Outside of the philosophical allegories presented in Amethyst, there are cultural references as well. I strove to give Amethyst a point, so it’s something more than just shooting a dragon in the face with a gun. There are subtle and not-so subtle references to our current geopolitical climate. It shines a light on elements of our culture we often ignore. This has resulted in a few people taking issue with some of the themes in the setting, the most notable being the lack of defined deities. Since Amethyst is based in the real worlds, there can’t be proof of God or gods within it. The moment you show undeniable proof of a creator, you’ve got to lock down on a specific religion as being right, which I absolutely did not want to do. So unlike other fantasy settings, Amethyst keeps proof of the divine out.

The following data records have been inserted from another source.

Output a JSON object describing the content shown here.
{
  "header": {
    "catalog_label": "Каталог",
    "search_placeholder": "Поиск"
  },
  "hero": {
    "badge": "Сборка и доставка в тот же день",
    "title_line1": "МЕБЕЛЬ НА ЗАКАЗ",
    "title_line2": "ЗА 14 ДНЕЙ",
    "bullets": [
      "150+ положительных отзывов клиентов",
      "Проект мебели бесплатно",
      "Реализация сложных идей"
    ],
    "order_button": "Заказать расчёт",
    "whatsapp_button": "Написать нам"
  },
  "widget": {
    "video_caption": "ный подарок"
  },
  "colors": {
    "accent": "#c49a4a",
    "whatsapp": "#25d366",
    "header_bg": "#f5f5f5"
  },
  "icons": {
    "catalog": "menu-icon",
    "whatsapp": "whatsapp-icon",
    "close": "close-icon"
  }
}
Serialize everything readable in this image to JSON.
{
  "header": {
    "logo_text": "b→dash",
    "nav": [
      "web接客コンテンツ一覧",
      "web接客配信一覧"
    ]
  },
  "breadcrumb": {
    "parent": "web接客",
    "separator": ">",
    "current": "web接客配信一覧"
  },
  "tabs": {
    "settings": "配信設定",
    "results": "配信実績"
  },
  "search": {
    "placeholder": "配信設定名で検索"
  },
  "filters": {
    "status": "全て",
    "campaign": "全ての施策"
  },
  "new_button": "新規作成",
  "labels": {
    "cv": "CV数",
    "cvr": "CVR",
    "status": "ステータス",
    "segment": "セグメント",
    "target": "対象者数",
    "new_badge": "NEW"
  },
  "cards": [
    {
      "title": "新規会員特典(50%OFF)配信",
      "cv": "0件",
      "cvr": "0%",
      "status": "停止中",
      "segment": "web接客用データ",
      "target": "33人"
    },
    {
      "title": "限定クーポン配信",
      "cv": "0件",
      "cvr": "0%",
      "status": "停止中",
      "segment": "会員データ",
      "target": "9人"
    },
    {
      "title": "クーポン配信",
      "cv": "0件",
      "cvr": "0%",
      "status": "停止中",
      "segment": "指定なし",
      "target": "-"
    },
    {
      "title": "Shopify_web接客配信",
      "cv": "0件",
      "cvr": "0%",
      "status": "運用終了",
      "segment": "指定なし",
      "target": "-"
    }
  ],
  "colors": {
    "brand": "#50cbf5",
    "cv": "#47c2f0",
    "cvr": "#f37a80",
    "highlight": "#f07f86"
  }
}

Miracles can happen without prayer or faith, so there need not be prophecies or divine intervention.
9) I think it was a correct and sensible choice, since half of the world of Amethyst is, in fact, our own world (or a very similar one) and we already have too many conflicts about religion, in our real world. About the game, in general and rule wise, what are in your opinion, the stronger points of Amethyst respect to D&D 5th? What are the weakest ones, if any?
Obviously, from a mechanical perspective, the rules regarding firearms and technology. A lot of people purchase Amethyst just for those, and I have no problem with that. If I have a regret, it’s that my need to keep to the 5th Edition philosophy has kept me from pushing the system in ways I would like.
Ok, thank you Chris and DEM team!
I hope our readers have now a clear(er) idea of what Amethyst: Quintessence is or isn’t and, maybe, to buy it. In fact, we hope many of you does it, Amethyst deserves it with its novel perspective, while retaining the widespread D&D 5th edition rules and widening the scope of them, to a faraway or not so much future! In fact, it is up to you to decide what percentage of fantasy against technological you want in your cocktail: you can even change it from time to time, and place to place, playing around with Disruption, Fae, Dragons, flying aircrafts and plasma cannons, going from the elven lands in the middle of the forests, to the closely guarded hyper-technological techan bastions!
Should you decide to go even further in the future, you have a uniquely suited RPG, Ultramodern5, but our time and space for today are at the end and you will have to wait a few more days …
We take advantage of this post, to tell you something that we hope you appreciate: since hundreds of people downloaded and appreciated our free adventure module “The Tomb” [FIRST PART], we decided to prepare a print-friendly version for people who like to play pen & paper RPGs with pen & paper supports! It is not complete yet, we will tell you when it is and, in the meantime, take a look to the full review of The Tomb [SECOND PART] and our varied Download area, where we publish our most important things (adventure modules both adapted from BECMI and original, maps, …). [DOWNLOAD AREA]
See you soon!
Disclaimer: the pictures, or parts of them, used in this post by permission of Chris Dias, are taken from the Amethyst: Quintessence pdf and are from several artists: Nick Greenwood (Cover Illustration, Interior Illustrations and Logo Designs), Jamie Jones (Interior Illustrations), Jeremy Simmons (Cartography). Well, while we are at the Credits, Amethyst: Quintessence had Chris Dias as project leader, with several collaborators: Jesse Casey, Geoffrey Lamb, Joshua Raynack, Christopher Peregrin Stilson, Conan Veitch.